Here I’ll list some “other philosophical uses.” It’s not that I think you disagree with any of this; it’s just that I haven’t made a contribution in a long time, and I couldn’t find any real objection to anything what you and Agui have said. But also these other uses are, I think, the more important ones for me.
1. I’m not sure what contrast you have in mind in stressing “literal” meaning (cf: “People widen the way”; “To govern is to be straight”; “To hear the Way in the morning and die in the evening – that would be enough”). It seems to me that insofar as a sentence is not intended literally, a philosophical reader should not focus mainly on its literal meaning.
2. Many sentences, such as “give first place to loyalty and good faith” (zhu zhong xin, 主忠信), should be evaluated not for their truth but for something else. If what these sentences do is what you call “making normative claims,” then you’ve already included this point.
3. Western students of Chinese philosophy, or modern students of ancient Chinese philosophy, might learn from it some practices, aims, or (as Lee Yearly has emphasized) genres that might be worth adopting in our own philosophy.
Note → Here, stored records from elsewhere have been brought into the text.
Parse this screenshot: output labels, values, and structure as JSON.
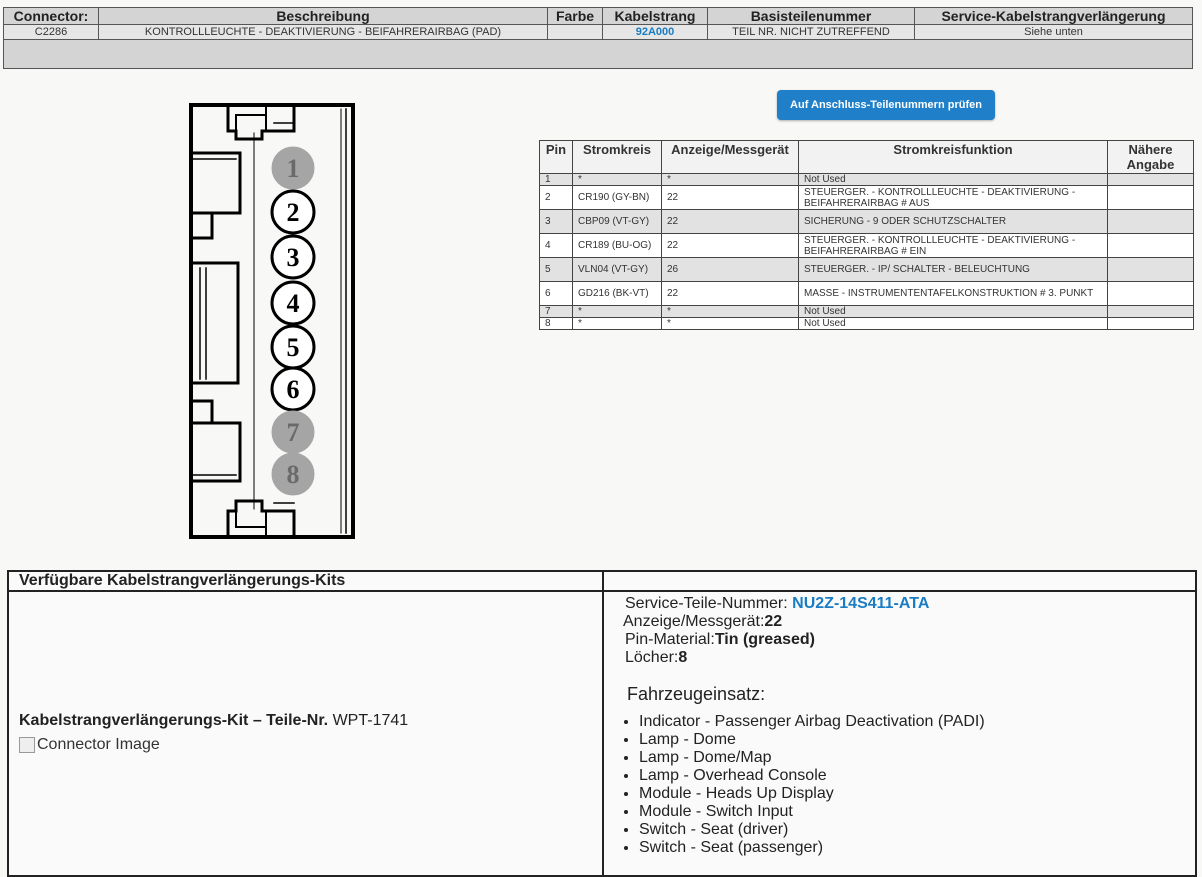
{
  "header": {
    "columns": [
      "Connector:",
      "Beschreibung",
      "Farbe",
      "Kabelstrang",
      "Basisteilenummer",
      "Service-Kabelstrangverlängerung"
    ],
    "row": {
      "connector": "C2286",
      "beschreibung": "KONTROLLLEUCHTE - DEAKTIVIERUNG - BEIFAHRERAIRBAG (PAD)",
      "farbe": "",
      "kabelstrang": "92A000",
      "basisteilenummer": "TEIL NR. NICHT ZUTREFFEND",
      "service": "Siehe unten"
    }
  },
  "diagram": {
    "pins": [
      {
        "label": "1",
        "used": false
      },
      {
        "label": "2",
        "used": true
      },
      {
        "label": "3",
        "used": true
      },
      {
        "label": "4",
        "used": true
      },
      {
        "label": "5",
        "used": true
      },
      {
        "label": "6",
        "used": true
      },
      {
        "label": "7",
        "used": false
      },
      {
        "label": "8",
        "used": false
      }
    ]
  },
  "check_button": "Auf Anschluss-Teilenummern prüfen",
  "pin_table": {
    "columns": [
      "Pin",
      "Stromkreis",
      "Anzeige/Messgerät",
      "Stromkreisfunktion",
      "Nähere Angabe"
    ],
    "rows": [
      {
        "pin": "1",
        "circuit": "*",
        "gauge": "*",
        "function": "Not Used",
        "detail": ""
      },
      {
        "pin": "2",
        "circuit": "CR190 (GY-BN)",
        "gauge": "22",
        "function": "STEUERGER. - KONTROLLLEUCHTE - DEAKTIVIERUNG - BEIFAHRERAIRBAG # AUS",
        "detail": ""
      },
      {
        "pin": "3",
        "circuit": "CBP09 (VT-GY)",
        "gauge": "22",
        "function": "SICHERUNG - 9 ODER SCHUTZSCHALTER",
        "detail": ""
      },
      {
        "pin": "4",
        "circuit": "CR189 (BU-OG)",
        "gauge": "22",
        "function": "STEUERGER. - KONTROLLLEUCHTE - DEAKTIVIERUNG - BEIFAHRERAIRBAG # EIN",
        "detail": ""
      },
      {
        "pin": "5",
        "circuit": "VLN04 (VT-GY)",
        "gauge": "26",
        "function": "STEUERGER. - IP/ SCHALTER - BELEUCHTUNG",
        "detail": ""
      },
      {
        "pin": "6",
        "circuit": "GD216 (BK-VT)",
        "gauge": "22",
        "function": "MASSE - INSTRUMENTENTAFELKONSTRUKTION # 3. PUNKT",
        "detail": ""
      },
      {
        "pin": "7",
        "circuit": "*",
        "gauge": "*",
        "function": "Not Used",
        "detail": ""
      },
      {
        "pin": "8",
        "circuit": "*",
        "gauge": "*",
        "function": "Not Used",
        "detail": ""
      }
    ]
  },
  "kits": {
    "header_left": "Verfügbare Kabelstrangverlängerungs-Kits",
    "header_right": "",
    "kit_label": "Kabelstrangverlängerungs-Kit – Teile-Nr.",
    "kit_number": "WPT-1741",
    "image_alt": "Connector Image",
    "service_part_label": "Service-Teile-Nummer:",
    "service_part_number": "NU2Z-14S411-ATA",
    "gauge_label": "Anzeige/Messgerät:",
    "gauge_value": "22",
    "pin_material_label": "Pin-Material:",
    "pin_material_value": "Tin (greased)",
    "holes_label": "Löcher:",
    "holes_value": "8",
    "usage_title": "Fahrzeugeinsatz:",
    "usage": [
      "Indicator - Passenger Airbag Deactivation (PADI)",
      "Lamp - Dome",
      "Lamp - Dome/Map",
      "Lamp - Overhead Console",
      "Module - Heads Up Display",
      "Module - Switch Input",
      "Switch - Seat (driver)",
      "Switch - Seat (passenger)"
    ]
  }
}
4. Western philosophers might want to study Chinese philosophy in part as a means to better mutual philosophical understanding across the waters, the better to join in conversation—not merely to consider claims that have already been made.